──────── Supplied records
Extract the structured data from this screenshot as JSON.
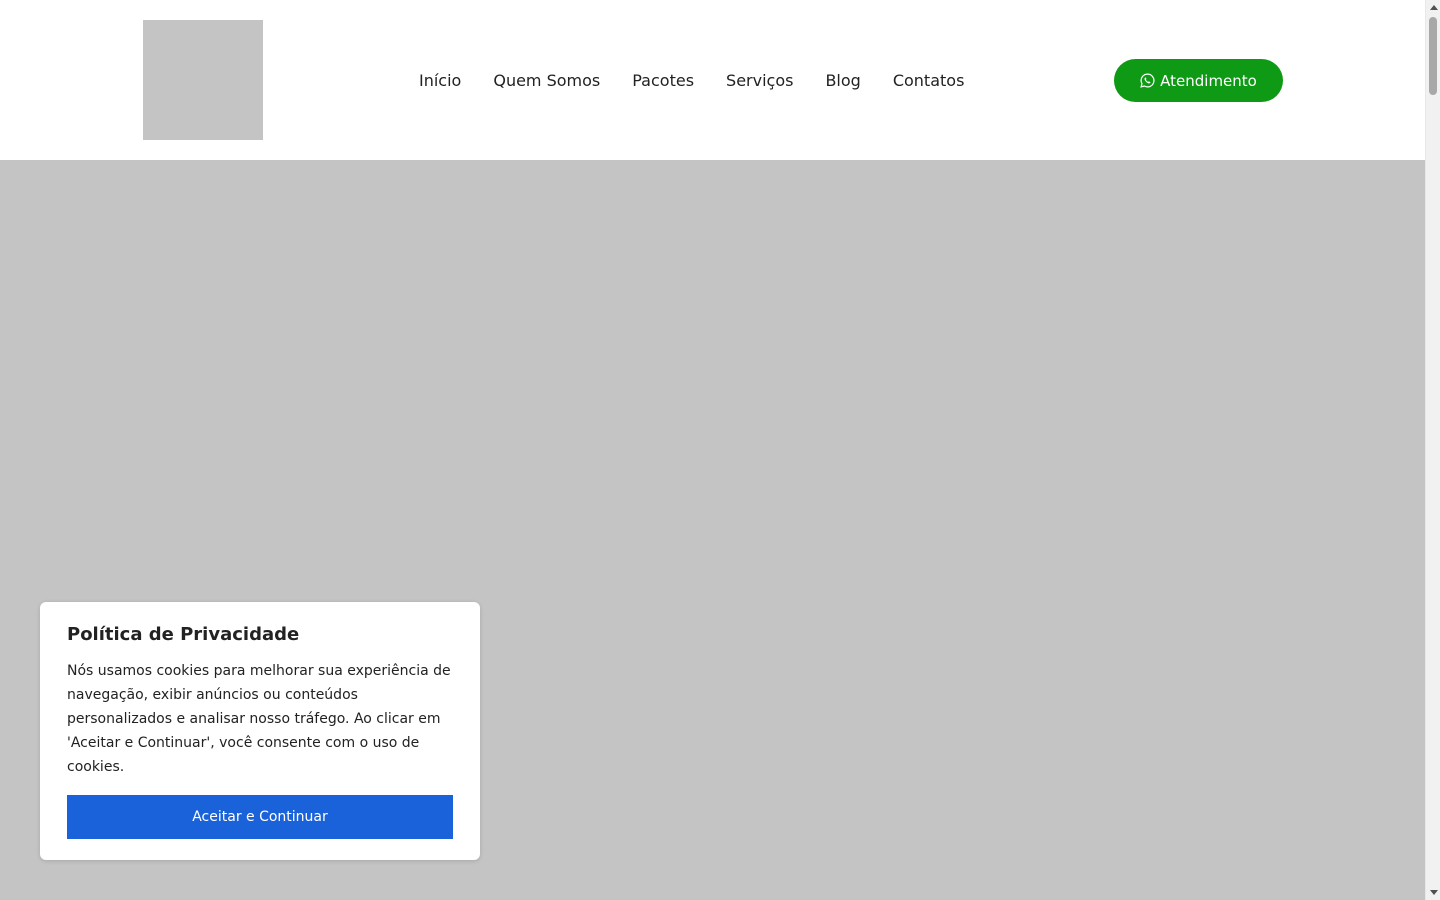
{
  "header": {
    "nav": [
      {
        "label": "Início"
      },
      {
        "label": "Quem Somos"
      },
      {
        "label": "Pacotes"
      },
      {
        "label": "Serviços"
      },
      {
        "label": "Blog"
      },
      {
        "label": "Contatos"
      }
    ],
    "cta": {
      "label": "Atendimento",
      "icon": "whatsapp-icon",
      "color": "#0e9a14"
    }
  },
  "cookie_banner": {
    "title": "Política de Privacidade",
    "text": "Nós usamos cookies para melhorar sua experiência de navegação, exibir anúncios ou conteúdos personalizados e analisar nosso tráfego. Ao clicar em 'Aceitar e Continuar', você consente com o uso de cookies.",
    "button_label": "Aceitar e Continuar",
    "button_color": "#1a62da"
  },
  "colors": {
    "placeholder": "#c4c4c4"
  }
}
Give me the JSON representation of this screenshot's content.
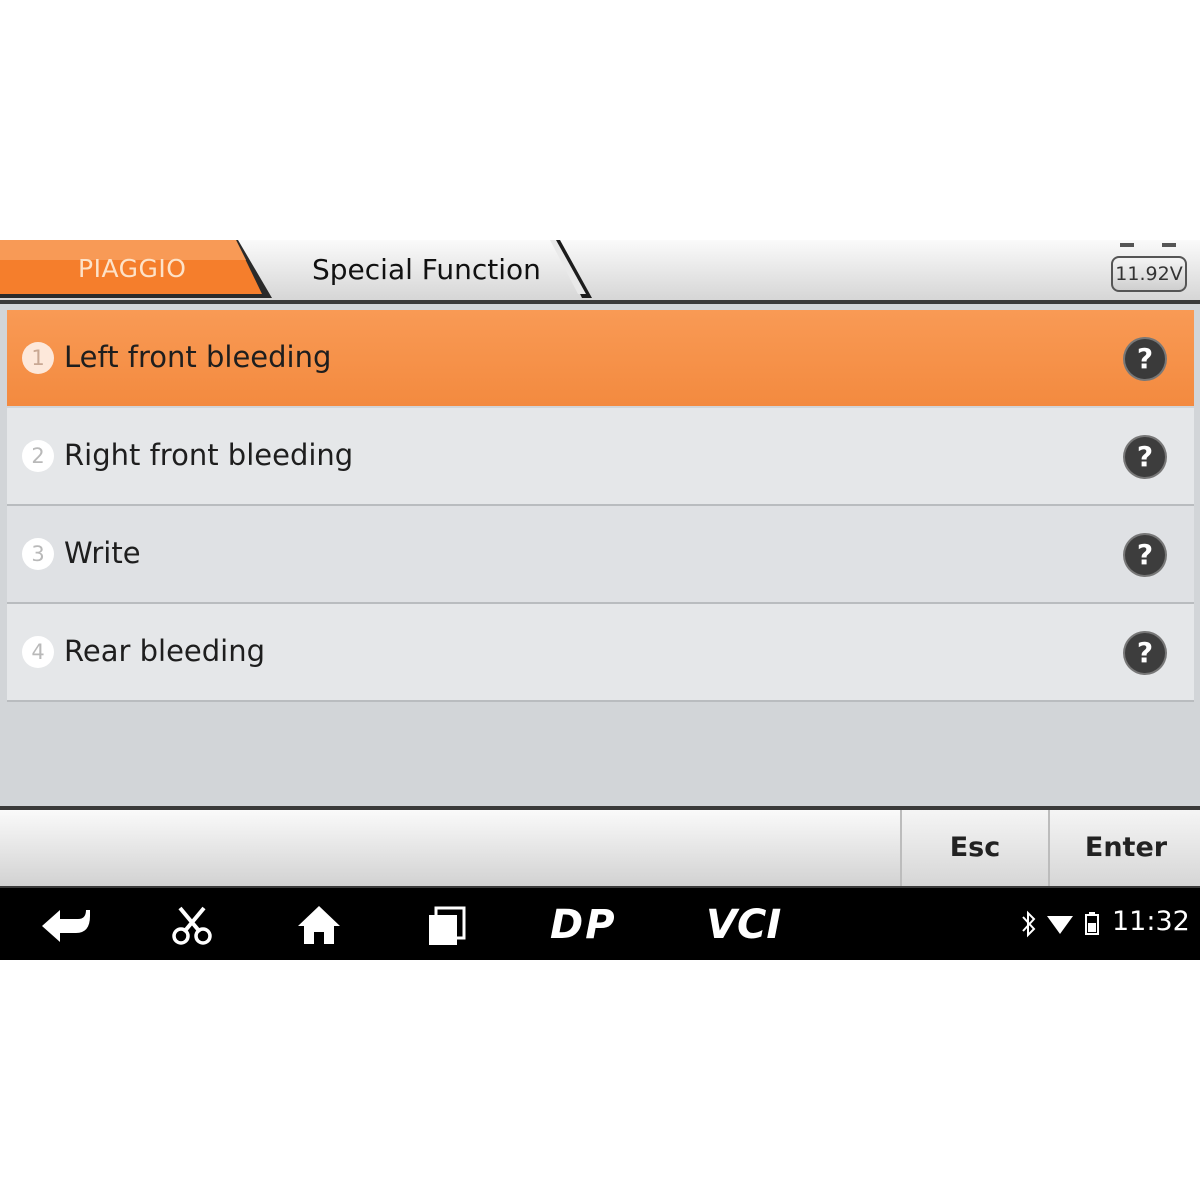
{
  "header": {
    "brand": "PIAGGIO",
    "breadcrumb": "Special Function",
    "voltage": "11.92V",
    "colors": {
      "brand_tab": "#f57e2c",
      "accent": "#f5934a"
    }
  },
  "menu": {
    "items": [
      {
        "number": "1",
        "label": "Left front bleeding",
        "selected": true
      },
      {
        "number": "2",
        "label": "Right front bleeding",
        "selected": false
      },
      {
        "number": "3",
        "label": "Write",
        "selected": false
      },
      {
        "number": "4",
        "label": "Rear bleeding",
        "selected": false
      }
    ],
    "help_glyph": "?",
    "help_icon": "question-mark-icon"
  },
  "footer": {
    "esc_label": "Esc",
    "enter_label": "Enter"
  },
  "navbar": {
    "icons": [
      "back-icon",
      "scissors-icon",
      "home-icon",
      "recent-apps-icon",
      "dp-icon",
      "vci-icon"
    ],
    "dp_label": "DP",
    "vci_label": "VCI",
    "status_icons": [
      "bluetooth-icon",
      "wifi-icon",
      "battery-icon"
    ],
    "time": "11:32"
  }
}
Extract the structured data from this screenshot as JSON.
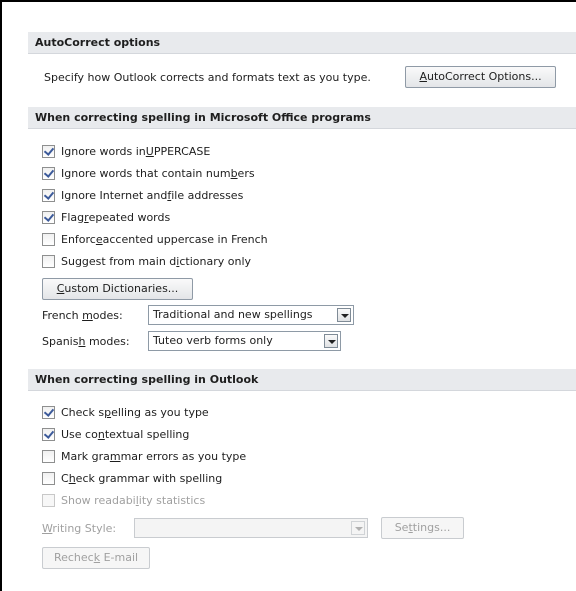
{
  "autocorrect": {
    "header": "AutoCorrect options",
    "description": "Specify how Outlook corrects and formats text as you type.",
    "button_pre": "",
    "button_ul": "A",
    "button_post": "utoCorrect Options..."
  },
  "office": {
    "header": "When correcting spelling in Microsoft Office programs",
    "items": [
      {
        "pre": "Ignore words in ",
        "ul": "U",
        "post": "PPERCASE",
        "checked": true
      },
      {
        "pre": "Ignore words that contain num",
        "ul": "b",
        "post": "ers",
        "checked": true
      },
      {
        "pre": "Ignore Internet and ",
        "ul": "f",
        "post": "ile addresses",
        "checked": true
      },
      {
        "pre": "Flag ",
        "ul": "r",
        "post": "epeated words",
        "checked": true
      },
      {
        "pre": "Enforc",
        "ul": "e",
        "post": " accented uppercase in French",
        "checked": false
      },
      {
        "pre": "Suggest from main d",
        "ul": "i",
        "post": "ctionary only",
        "checked": false
      }
    ],
    "custom_dict_ul": "C",
    "custom_dict_post": "ustom Dictionaries...",
    "french_pre": "French ",
    "french_ul": "m",
    "french_post": "odes:",
    "french_value": "Traditional and new spellings",
    "spanish_pre": "Spanis",
    "spanish_ul": "h",
    "spanish_post": " modes:",
    "spanish_value": "Tuteo verb forms only"
  },
  "outlook": {
    "header": "When correcting spelling in Outlook",
    "items": [
      {
        "pre": "Check s",
        "ul": "p",
        "post": "elling as you type",
        "checked": true,
        "disabled": false
      },
      {
        "pre": "Use co",
        "ul": "n",
        "post": "textual spelling",
        "checked": true,
        "disabled": false
      },
      {
        "pre": "Mark gra",
        "ul": "m",
        "post": "mar errors as you type",
        "checked": false,
        "disabled": false
      },
      {
        "pre": "C",
        "ul": "h",
        "post": "eck grammar with spelling",
        "checked": false,
        "disabled": false
      },
      {
        "pre": "Show readabi",
        "ul": "l",
        "post": "ity statistics",
        "checked": false,
        "disabled": true
      }
    ],
    "writing_style_ul": "W",
    "writing_style_post": "riting Style:",
    "writing_style_value": "",
    "settings_pre": "Se",
    "settings_ul": "t",
    "settings_post": "tings...",
    "recheck_pre": "Rechec",
    "recheck_ul": "k",
    "recheck_post": " E-mail"
  }
}
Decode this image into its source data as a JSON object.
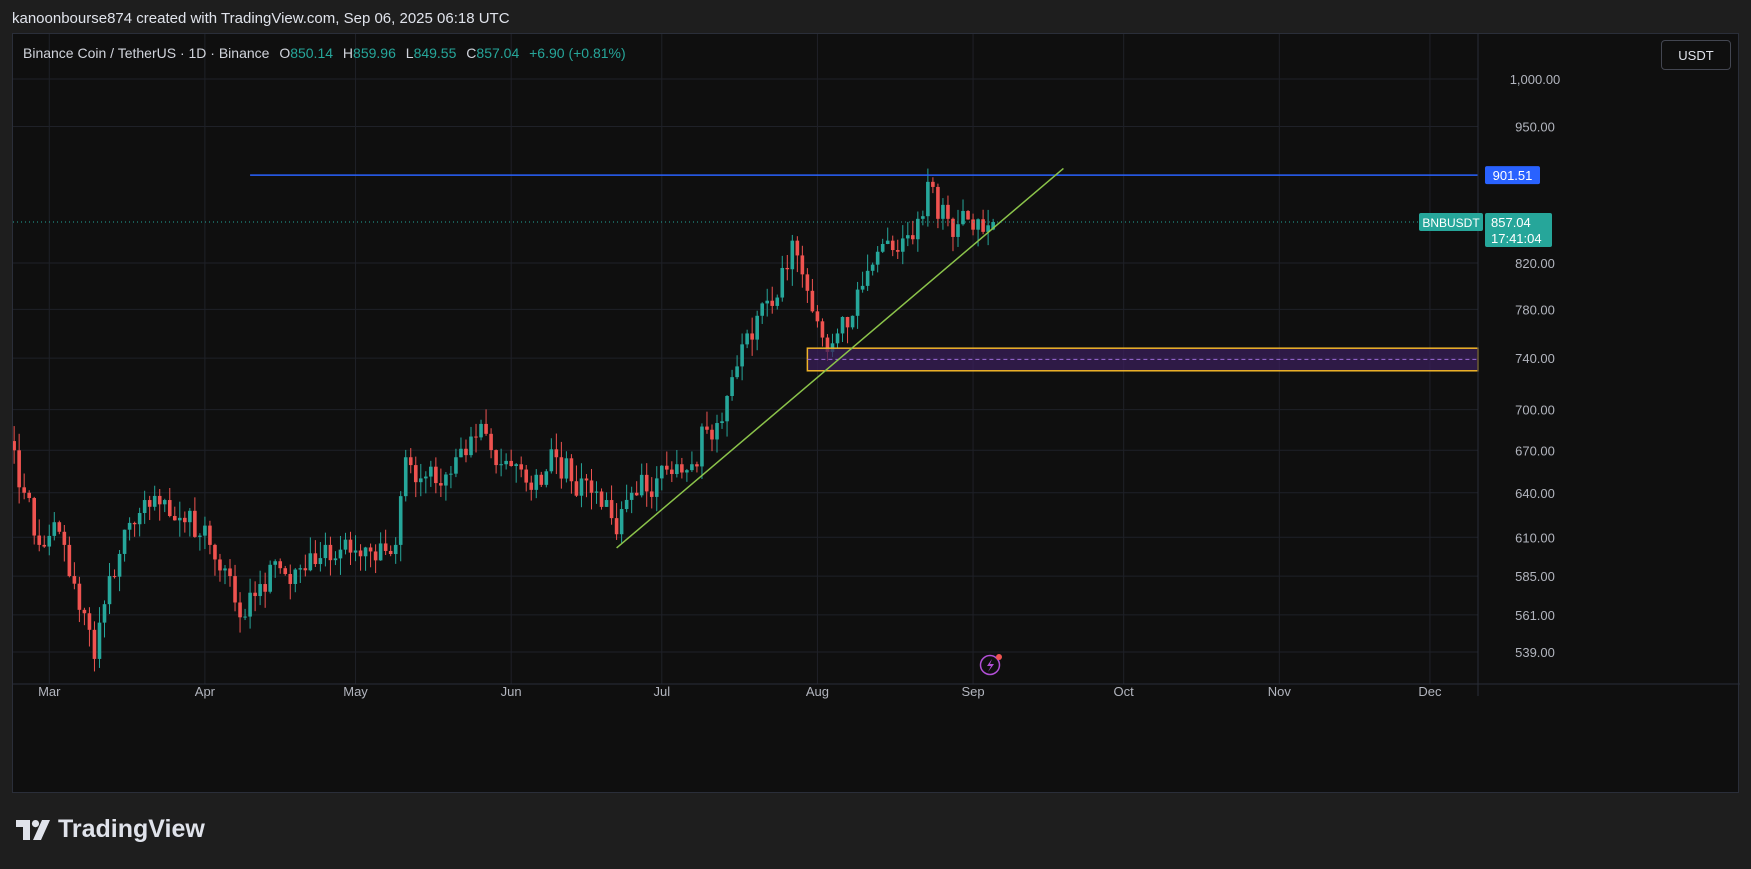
{
  "header": {
    "text": "kanoonbourse874 created with TradingView.com, Sep 06, 2025 06:18 UTC"
  },
  "legend": {
    "symbol": "Binance Coin / TetherUS · 1D · Binance",
    "o_label": "O",
    "o_value": "850.14",
    "h_label": "H",
    "h_value": "859.96",
    "l_label": "L",
    "l_value": "849.55",
    "c_label": "C",
    "c_value": "857.04",
    "change": "+6.90 (+0.81%)"
  },
  "currency_button": "USDT",
  "branding": {
    "name": "TradingView",
    "icon": "tradingview-logo-icon"
  },
  "colors": {
    "up": "#26a69a",
    "down": "#ef5350",
    "resistance": "#2962ff",
    "trendline": "#8bc34a",
    "zone_border": "#f0b429",
    "zone_fill": "#3a1f5a"
  },
  "chart_data": {
    "type": "candlestick",
    "symbol": "BNBUSDT",
    "interval": "1D",
    "y_axis": {
      "scale": "log",
      "ticks": [
        "539.00",
        "561.00",
        "585.00",
        "610.00",
        "640.00",
        "670.00",
        "700.00",
        "740.00",
        "780.00",
        "820.00",
        "950.00",
        "1,000.00"
      ],
      "position": "right"
    },
    "x_axis": {
      "ticks": [
        "Mar",
        "Apr",
        "May",
        "Jun",
        "Jul",
        "Aug",
        "Sep",
        "Oct",
        "Nov",
        "Dec"
      ]
    },
    "grid": true,
    "anchors": [
      [
        "2025-02-22",
        670
      ],
      [
        "2025-02-24",
        640
      ],
      [
        "2025-02-27",
        605
      ],
      [
        "2025-03-02",
        620
      ],
      [
        "2025-03-05",
        585
      ],
      [
        "2025-03-08",
        562
      ],
      [
        "2025-03-10",
        535
      ],
      [
        "2025-03-13",
        585
      ],
      [
        "2025-03-16",
        615
      ],
      [
        "2025-03-20",
        635
      ],
      [
        "2025-03-24",
        635
      ],
      [
        "2025-03-28",
        620
      ],
      [
        "2025-04-02",
        605
      ],
      [
        "2025-04-06",
        585
      ],
      [
        "2025-04-09",
        560
      ],
      [
        "2025-04-12",
        580
      ],
      [
        "2025-04-16",
        590
      ],
      [
        "2025-04-20",
        590
      ],
      [
        "2025-04-25",
        605
      ],
      [
        "2025-04-30",
        600
      ],
      [
        "2025-05-05",
        595
      ],
      [
        "2025-05-09",
        605
      ],
      [
        "2025-05-11",
        665
      ],
      [
        "2025-05-14",
        650
      ],
      [
        "2025-05-18",
        645
      ],
      [
        "2025-05-21",
        665
      ],
      [
        "2025-05-24",
        680
      ],
      [
        "2025-05-27",
        682
      ],
      [
        "2025-05-30",
        660
      ],
      [
        "2025-06-02",
        660
      ],
      [
        "2025-06-05",
        642
      ],
      [
        "2025-06-08",
        655
      ],
      [
        "2025-06-10",
        665
      ],
      [
        "2025-06-13",
        648
      ],
      [
        "2025-06-17",
        640
      ],
      [
        "2025-06-20",
        635
      ],
      [
        "2025-06-22",
        612
      ],
      [
        "2025-06-25",
        640
      ],
      [
        "2025-06-30",
        650
      ],
      [
        "2025-07-04",
        660
      ],
      [
        "2025-07-07",
        660
      ],
      [
        "2025-07-10",
        685
      ],
      [
        "2025-07-12",
        690
      ],
      [
        "2025-07-15",
        725
      ],
      [
        "2025-07-18",
        760
      ],
      [
        "2025-07-21",
        785
      ],
      [
        "2025-07-24",
        790
      ],
      [
        "2025-07-27",
        840
      ],
      [
        "2025-07-29",
        810
      ],
      [
        "2025-08-01",
        770
      ],
      [
        "2025-08-03",
        745
      ],
      [
        "2025-08-05",
        760
      ],
      [
        "2025-08-07",
        765
      ],
      [
        "2025-08-10",
        800
      ],
      [
        "2025-08-13",
        830
      ],
      [
        "2025-08-15",
        840
      ],
      [
        "2025-08-17",
        830
      ],
      [
        "2025-08-19",
        845
      ],
      [
        "2025-08-21",
        860
      ],
      [
        "2025-08-23",
        895
      ],
      [
        "2025-08-25",
        860
      ],
      [
        "2025-08-27",
        860
      ],
      [
        "2025-08-29",
        855
      ],
      [
        "2025-09-01",
        850
      ],
      [
        "2025-09-03",
        848
      ],
      [
        "2025-09-05",
        857.04
      ]
    ],
    "levels": [
      {
        "name": "resistance",
        "value": 901.51,
        "label": "901.51",
        "from": "2025-04-10"
      }
    ],
    "zone": {
      "low": 730,
      "high": 748,
      "mid": 739,
      "from": "2025-07-30"
    },
    "trendline": {
      "from": [
        "2025-06-22",
        603
      ],
      "to": [
        "2025-09-19",
        908
      ]
    },
    "last_price": {
      "label": "BNBUSDT",
      "value": "857.04",
      "countdown": "17:41:04"
    }
  }
}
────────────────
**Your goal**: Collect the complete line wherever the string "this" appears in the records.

**Solved exercise**:
Extract the structured data from this screenshot as JSON.
Give me the JSON representation of this screenshot's content.
Extract the structured data from this screenshot as JSON.
Decode this image into its source data as a JSON object.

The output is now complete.